Bullitt, the moody police procedural starring Steve McQueen, is a scarcely believable 50 years old in 2018. Even if you’ve never seen it—and it’s an oddly muted viewing experience, despite its high-octane rep—you’ll definitely be aware of one key sequence in the film.
For 11 minutes, detective Frank Bullitt does unfeasible yet compellingly credible things around the vertiginous streets of San Francisco in a dark (Highland) green Mustang fastback. He’s on the trail of two menacing hitmen in a black Dodge Charger, and every crunch, bang, and gear change is rendered with the sort of accuracy moviemakers no longer seem bothered about.

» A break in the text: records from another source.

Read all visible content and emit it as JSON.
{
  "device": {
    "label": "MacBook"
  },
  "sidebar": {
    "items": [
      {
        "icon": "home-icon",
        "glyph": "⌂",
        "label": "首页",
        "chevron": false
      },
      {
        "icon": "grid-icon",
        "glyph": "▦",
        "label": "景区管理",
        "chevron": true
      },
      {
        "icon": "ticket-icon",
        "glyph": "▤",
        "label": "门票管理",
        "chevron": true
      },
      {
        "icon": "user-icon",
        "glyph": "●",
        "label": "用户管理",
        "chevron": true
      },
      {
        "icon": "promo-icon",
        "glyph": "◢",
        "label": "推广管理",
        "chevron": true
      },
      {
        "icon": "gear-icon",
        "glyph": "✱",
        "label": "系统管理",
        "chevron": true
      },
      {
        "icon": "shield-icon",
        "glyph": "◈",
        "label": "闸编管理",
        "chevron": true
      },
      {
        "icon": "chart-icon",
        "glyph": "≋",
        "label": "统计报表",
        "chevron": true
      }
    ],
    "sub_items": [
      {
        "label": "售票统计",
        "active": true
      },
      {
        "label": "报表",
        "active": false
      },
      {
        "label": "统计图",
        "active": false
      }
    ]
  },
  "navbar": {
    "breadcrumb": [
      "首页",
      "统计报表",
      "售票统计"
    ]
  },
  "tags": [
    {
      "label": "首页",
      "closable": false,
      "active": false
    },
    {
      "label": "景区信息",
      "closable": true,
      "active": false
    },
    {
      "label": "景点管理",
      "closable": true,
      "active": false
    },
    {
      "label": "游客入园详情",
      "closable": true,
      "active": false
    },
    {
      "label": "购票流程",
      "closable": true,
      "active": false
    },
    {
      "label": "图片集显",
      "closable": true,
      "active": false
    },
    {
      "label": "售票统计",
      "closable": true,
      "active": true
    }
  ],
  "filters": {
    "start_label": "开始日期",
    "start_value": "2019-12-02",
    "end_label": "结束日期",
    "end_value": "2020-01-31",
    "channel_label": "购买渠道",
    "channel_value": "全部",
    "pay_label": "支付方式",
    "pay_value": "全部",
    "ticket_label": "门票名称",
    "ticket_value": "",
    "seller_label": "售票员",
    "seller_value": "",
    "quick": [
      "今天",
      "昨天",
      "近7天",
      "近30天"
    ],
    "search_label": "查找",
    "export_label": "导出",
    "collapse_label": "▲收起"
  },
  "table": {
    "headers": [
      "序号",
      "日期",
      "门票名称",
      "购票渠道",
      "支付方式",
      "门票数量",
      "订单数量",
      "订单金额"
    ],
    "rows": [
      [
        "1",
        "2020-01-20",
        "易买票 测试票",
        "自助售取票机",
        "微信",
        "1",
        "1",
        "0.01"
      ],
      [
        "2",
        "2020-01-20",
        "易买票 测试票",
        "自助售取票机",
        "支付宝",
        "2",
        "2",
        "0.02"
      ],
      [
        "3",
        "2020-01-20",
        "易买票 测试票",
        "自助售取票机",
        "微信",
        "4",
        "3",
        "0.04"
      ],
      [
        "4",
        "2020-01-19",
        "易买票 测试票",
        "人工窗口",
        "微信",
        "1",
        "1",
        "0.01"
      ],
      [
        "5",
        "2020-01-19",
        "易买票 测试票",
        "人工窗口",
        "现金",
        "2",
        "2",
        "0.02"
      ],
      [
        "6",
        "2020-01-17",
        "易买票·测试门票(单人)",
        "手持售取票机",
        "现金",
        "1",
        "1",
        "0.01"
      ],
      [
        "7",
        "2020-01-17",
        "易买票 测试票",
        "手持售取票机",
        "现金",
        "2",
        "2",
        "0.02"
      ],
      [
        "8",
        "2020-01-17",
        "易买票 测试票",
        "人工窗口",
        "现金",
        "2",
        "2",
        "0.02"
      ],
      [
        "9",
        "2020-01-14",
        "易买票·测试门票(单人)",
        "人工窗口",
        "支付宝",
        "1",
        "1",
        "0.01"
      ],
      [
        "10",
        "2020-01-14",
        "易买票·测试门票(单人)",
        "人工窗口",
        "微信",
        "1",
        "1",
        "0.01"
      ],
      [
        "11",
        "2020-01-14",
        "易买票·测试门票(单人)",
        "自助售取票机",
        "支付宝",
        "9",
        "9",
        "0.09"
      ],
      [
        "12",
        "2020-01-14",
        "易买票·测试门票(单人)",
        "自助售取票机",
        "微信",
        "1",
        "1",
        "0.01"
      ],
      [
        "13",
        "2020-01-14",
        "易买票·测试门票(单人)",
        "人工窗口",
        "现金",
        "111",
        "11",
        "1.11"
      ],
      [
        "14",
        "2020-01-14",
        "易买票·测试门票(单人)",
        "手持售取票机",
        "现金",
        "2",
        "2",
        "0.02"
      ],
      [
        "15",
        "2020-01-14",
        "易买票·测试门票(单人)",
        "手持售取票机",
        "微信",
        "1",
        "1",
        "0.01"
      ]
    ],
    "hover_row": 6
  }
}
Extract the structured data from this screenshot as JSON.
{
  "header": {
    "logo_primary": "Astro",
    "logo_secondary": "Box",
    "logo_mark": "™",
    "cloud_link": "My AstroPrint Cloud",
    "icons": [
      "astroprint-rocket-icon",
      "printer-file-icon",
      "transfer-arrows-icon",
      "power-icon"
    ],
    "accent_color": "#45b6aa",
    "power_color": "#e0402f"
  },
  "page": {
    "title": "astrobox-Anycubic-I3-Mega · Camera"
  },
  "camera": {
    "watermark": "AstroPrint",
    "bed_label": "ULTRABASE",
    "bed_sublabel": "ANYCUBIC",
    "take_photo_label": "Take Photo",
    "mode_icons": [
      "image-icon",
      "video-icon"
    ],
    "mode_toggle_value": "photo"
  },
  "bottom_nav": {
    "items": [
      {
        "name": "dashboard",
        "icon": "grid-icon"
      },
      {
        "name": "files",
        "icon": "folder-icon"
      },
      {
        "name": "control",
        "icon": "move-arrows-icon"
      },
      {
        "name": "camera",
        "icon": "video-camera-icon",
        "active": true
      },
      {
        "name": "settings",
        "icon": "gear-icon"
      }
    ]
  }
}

For all his bluff machismo and frequently chaotic life, McQueen was into the detail, especially when it came to cars. (See also 1968’s Thomas Crown Affair and of course 1971’s Le Mans.) Indeed, he cast the Mustang personally, figuring it was the sort of car a police detective could afford.
One of the original Bullitt cars was recently unearthed in Mexico, and is coming up for auction soon. The other appeared in Detroit last week, having done time as the daily driver of a Nashville primary school teacher.
You’ll no doubt have heard about the new 2018 Bullitt Mustang special edition. Also on hand in Motown was Steve McQueen’s granddaughter, Molly. TG.com caught up with this scion of cinematic royalty.
TG.com: So how did this all come about?
Molly McQueen: Ford wanted a third-generation McQueen to introduce the third-gen Bullitt Mustang. They didn’t mention they’d got the original car along for the film we did. I’m only the eighth person to sit in it, I think. It smells like… history, like a car should smell. And it transports you right back. Actually, I think it creates the most tangible connection I’ve felt to my grandfather. He helped plan out the car chase in the film. One of the studio’s historians said that on the shooting script it just said, ‘car chase’. And he came up with everything else because he loved cars so much.
TG.com: We’re pleased to see you can handle a car with a proper stick shift. Good work in the short film…
MM: [laughs] I learned to drive a stick last time I was here, actually. I had a patient teacher, but I think I’ve got the hang of it now. I’ve always been an adrenaline junkie, so I want to do more. Something has awoken inside me.
TG.com: You’ll have been asked this a thousand times, so forgive me for bringing it up, but seriously—what was it like growing up knowing you had pretty much the coolest grandfather in the world?
MM: [laughs] Don’t apologize. I don’t want to sound jaded but I grew up in LA, among lots of celebrities, so my grandpa was always just...my grandpa. He was Grandpa Steve. There were photos of him around the house just like anyone would have pictures of family around the place. There were lots of stories about him, like most people have about their grandparents, but they were really cool stories, like stories on crack, y’know?
TG.com: Was there lots of stuff cool memorabilia around the house? You mentioned you found a Bullitt script.
MM: Oh yeah. There was an old Bullitt script in a drawer, covered in Steve’s hand-written annotations, with line after line of dialogue crossed out. Which is something most actors never do, because you want more to say and do, not less. My mum had his Porsche 911, it was in the garage and it just sat there. There were lots of Indian motorbikes in there too, but they were things I wasn’t supposed to touch. The mayor of San Francisco gave him the key to the city after Bullitt came out, and that was just sitting on the table. So there was a lot of cool stuff around.
TG.com: Which of your grandfather’s films is your favorite?
MM: The Cincinnati Kid. When I was younger, it would have been The Towering Inferno. And I’ve watched Le Mans, too. He crossed a lot of lines of dialogue out in that one, too. I guess he thought, ‘I can say this line with my eyes…’
NOTE: This article first appeared on TopGear.com. Minor edits have been made.